What you are asked to do: With no line left out, restate the data word for word.

(Items from an interface collection)
-=-=-=-=-
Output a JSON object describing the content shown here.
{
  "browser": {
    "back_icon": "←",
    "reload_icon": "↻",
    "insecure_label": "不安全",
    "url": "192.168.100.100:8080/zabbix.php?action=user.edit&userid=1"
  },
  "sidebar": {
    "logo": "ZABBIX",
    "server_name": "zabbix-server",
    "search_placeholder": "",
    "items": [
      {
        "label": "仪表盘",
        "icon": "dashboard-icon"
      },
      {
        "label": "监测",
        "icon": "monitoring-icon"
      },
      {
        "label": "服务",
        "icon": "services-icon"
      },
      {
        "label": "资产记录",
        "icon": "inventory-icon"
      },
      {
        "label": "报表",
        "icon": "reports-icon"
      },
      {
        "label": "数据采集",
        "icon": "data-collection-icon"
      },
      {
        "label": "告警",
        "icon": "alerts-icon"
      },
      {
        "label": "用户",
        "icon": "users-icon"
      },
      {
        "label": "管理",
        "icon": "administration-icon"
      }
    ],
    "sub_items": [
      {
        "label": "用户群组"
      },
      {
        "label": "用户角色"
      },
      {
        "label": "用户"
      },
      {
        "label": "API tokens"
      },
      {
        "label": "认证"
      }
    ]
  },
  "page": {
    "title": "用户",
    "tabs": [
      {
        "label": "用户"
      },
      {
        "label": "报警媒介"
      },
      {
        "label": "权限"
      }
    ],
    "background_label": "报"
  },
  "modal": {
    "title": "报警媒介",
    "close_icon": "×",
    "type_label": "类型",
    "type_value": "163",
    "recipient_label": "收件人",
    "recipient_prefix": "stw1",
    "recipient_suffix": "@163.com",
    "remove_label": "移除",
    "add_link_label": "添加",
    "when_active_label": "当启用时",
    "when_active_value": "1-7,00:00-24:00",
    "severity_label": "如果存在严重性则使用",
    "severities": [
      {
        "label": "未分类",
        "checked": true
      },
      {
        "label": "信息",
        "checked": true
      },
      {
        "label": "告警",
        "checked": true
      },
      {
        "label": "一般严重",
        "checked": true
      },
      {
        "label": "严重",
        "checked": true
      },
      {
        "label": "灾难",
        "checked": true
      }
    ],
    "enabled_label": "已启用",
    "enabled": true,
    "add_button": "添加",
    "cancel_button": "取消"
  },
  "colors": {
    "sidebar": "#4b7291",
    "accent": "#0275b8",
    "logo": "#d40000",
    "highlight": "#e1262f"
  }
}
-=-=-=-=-
Written solution:
Output a JSON object describing the content shown here.
{
  "browser": {
    "back_icon": "←",
    "reload_icon": "↻",
    "insecure_label": "不安全",
    "url": "192.168.100.100:8080/zabbix.php?action=user.edit&userid=1"
  },
  "sidebar": {
    "logo": "ZABBIX",
    "server_name": "zabbix-server",
    "search_placeholder": "",
    "items": [
      {
        "label": "仪表盘",
        "icon": "dashboard-icon"
      },
      {
        "label": "监测",
        "icon": "monitoring-icon"
      },
      {
        "label": "服务",
        "icon": "services-icon"
      },
      {
        "label": "资产记录",
        "icon": "inventory-icon"
      },
      {
        "label": "报表",
        "icon": "reports-icon"
      },
      {
        "label": "数据采集",
        "icon": "data-collection-icon"
      },
      {
        "label": "告警",
        "icon": "alerts-icon"
      },
      {
        "label": "用户",
        "icon": "users-icon"
      },
      {
        "label": "管理",
        "icon": "administration-icon"
      }
    ],
    "sub_items": [
      {
        "label": "用户群组"
      },
      {
        "label": "用户角色"
      },
      {
        "label": "用户"
      },
      {
        "label": "API tokens"
      },
      {
        "label": "认证"
      }
    ]
  },
  "page": {
    "title": "用户",
    "tabs": [
      {
        "label": "用户"
      },
      {
        "label": "报警媒介"
      },
      {
        "label": "权限"
      }
    ],
    "background_label": "报"
  },
  "modal": {
    "title": "报警媒介",
    "close_icon": "×",
    "type_label": "类型",
    "type_value": "163",
    "recipient_label": "收件人",
    "recipient_prefix": "stw1",
    "recipient_suffix": "@163.com",
    "remove_label": "移除",
    "add_link_label": "添加",
    "when_active_label": "当启用时",
    "when_active_value": "1-7,00:00-24:00",
    "severity_label": "如果存在严重性则使用",
    "severities": [
      {
        "label": "未分类",
        "checked": true
      },
      {
        "label": "信息",
        "checked": true
      },
      {
        "label": "告警",
        "checked": true
      },
      {
        "label": "一般严重",
        "checked": true
      },
      {
        "label": "严重",
        "checked": true
      },
      {
        "label": "灾难",
        "checked": true
      }
    ],
    "enabled_label": "已启用",
    "enabled": true,
    "add_button": "添加",
    "cancel_button": "取消"
  },
  "colors": {
    "sidebar": "#4b7291",
    "accent": "#0275b8",
    "logo": "#d40000",
    "highlight": "#e1262f"
  }
}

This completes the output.